- Opening Delimiter -
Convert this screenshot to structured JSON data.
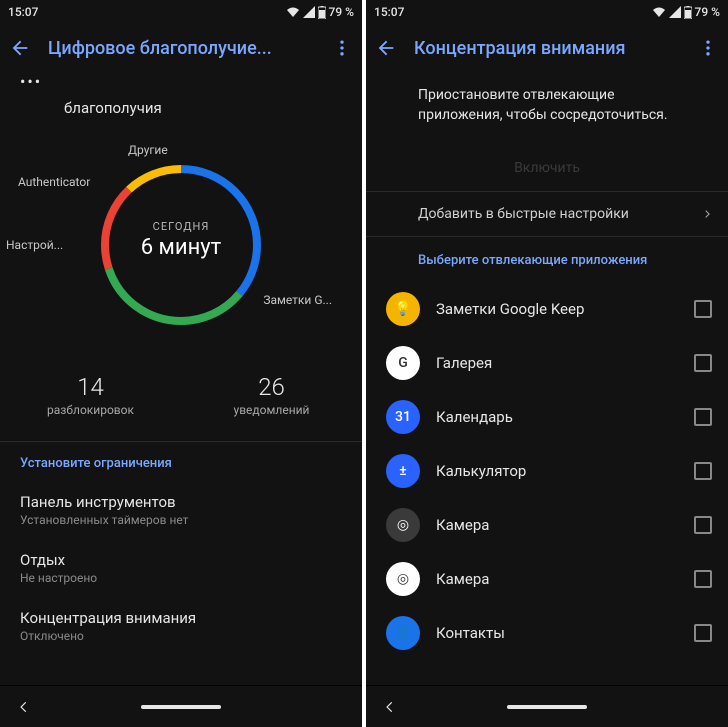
{
  "status": {
    "time": "15:07",
    "battery": "79 %"
  },
  "left": {
    "title": "Цифровое благополучие...",
    "subtitle": "благополучия",
    "chart": {
      "today": "СЕГОДНЯ",
      "value": "6 минут",
      "labels": {
        "other": "Другие",
        "auth": "Authenticator",
        "settings": "Настрой...",
        "keep": "Заметки G..."
      }
    },
    "stats": {
      "unlocks_n": "14",
      "unlocks_l": "разблокировок",
      "notif_n": "26",
      "notif_l": "уведомлений"
    },
    "section": "Установите ограничения",
    "rows": [
      {
        "t": "Панель инструментов",
        "s": "Установленных таймеров нет"
      },
      {
        "t": "Отдых",
        "s": "Не настроено"
      },
      {
        "t": "Концентрация внимания",
        "s": "Отключено"
      }
    ]
  },
  "right": {
    "title": "Концентрация внимания",
    "desc": "Приостановите отвлекающие приложения, чтобы сосредоточиться.",
    "enable": "Включить",
    "quick": "Добавить в быстрые настройки",
    "select": "Выберите отвлекающие приложения",
    "apps": [
      {
        "name": "Заметки Google Keep",
        "bg": "#f5b400",
        "glyph": "💡"
      },
      {
        "name": "Галерея",
        "bg": "#ffffff",
        "glyph": "G"
      },
      {
        "name": "Календарь",
        "bg": "#2962ff",
        "glyph": "31"
      },
      {
        "name": "Калькулятор",
        "bg": "#2962ff",
        "glyph": "±"
      },
      {
        "name": "Камера",
        "bg": "#3a3a3a",
        "glyph": "◎"
      },
      {
        "name": "Камера",
        "bg": "#ffffff",
        "glyph": "◎"
      },
      {
        "name": "Контакты",
        "bg": "#1a73e8",
        "glyph": "👤"
      }
    ]
  },
  "chart_data": {
    "type": "pie",
    "title": "СЕГОДНЯ 6 минут",
    "categories": [
      "Другие",
      "Заметки G...",
      "Настрой...",
      "Authenticator"
    ],
    "values": [
      36,
      34,
      18,
      12
    ],
    "colors": [
      "#1a73e8",
      "#34a853",
      "#ea4335",
      "#fbbc04"
    ]
  }
}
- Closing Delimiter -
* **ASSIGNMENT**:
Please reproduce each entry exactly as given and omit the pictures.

* **FINISHED EXERCISE**:
Convert this screenshot to structured JSON data.
{
  "status": {
    "time": "15:07",
    "battery": "79 %"
  },
  "left": {
    "title": "Цифровое благополучие...",
    "subtitle": "благополучия",
    "chart": {
      "today": "СЕГОДНЯ",
      "value": "6 минут",
      "labels": {
        "other": "Другие",
        "auth": "Authenticator",
        "settings": "Настрой...",
        "keep": "Заметки G..."
      }
    },
    "stats": {
      "unlocks_n": "14",
      "unlocks_l": "разблокировок",
      "notif_n": "26",
      "notif_l": "уведомлений"
    },
    "section": "Установите ограничения",
    "rows": [
      {
        "t": "Панель инструментов",
        "s": "Установленных таймеров нет"
      },
      {
        "t": "Отдых",
        "s": "Не настроено"
      },
      {
        "t": "Концентрация внимания",
        "s": "Отключено"
      }
    ]
  },
  "right": {
    "title": "Концентрация внимания",
    "desc": "Приостановите отвлекающие приложения, чтобы сосредоточиться.",
    "enable": "Включить",
    "quick": "Добавить в быстрые настройки",
    "select": "Выберите отвлекающие приложения",
    "apps": [
      {
        "name": "Заметки Google Keep",
        "bg": "#f5b400",
        "glyph": "💡"
      },
      {
        "name": "Галерея",
        "bg": "#ffffff",
        "glyph": "G"
      },
      {
        "name": "Календарь",
        "bg": "#2962ff",
        "glyph": "31"
      },
      {
        "name": "Калькулятор",
        "bg": "#2962ff",
        "glyph": "±"
      },
      {
        "name": "Камера",
        "bg": "#3a3a3a",
        "glyph": "◎"
      },
      {
        "name": "Камера",
        "bg": "#ffffff",
        "glyph": "◎"
      },
      {
        "name": "Контакты",
        "bg": "#1a73e8",
        "glyph": "👤"
      }
    ]
  },
  "chart_data": {
    "type": "pie",
    "title": "СЕГОДНЯ 6 минут",
    "categories": [
      "Другие",
      "Заметки G...",
      "Настрой...",
      "Authenticator"
    ],
    "values": [
      36,
      34,
      18,
      12
    ],
    "colors": [
      "#1a73e8",
      "#34a853",
      "#ea4335",
      "#fbbc04"
    ]
  }
}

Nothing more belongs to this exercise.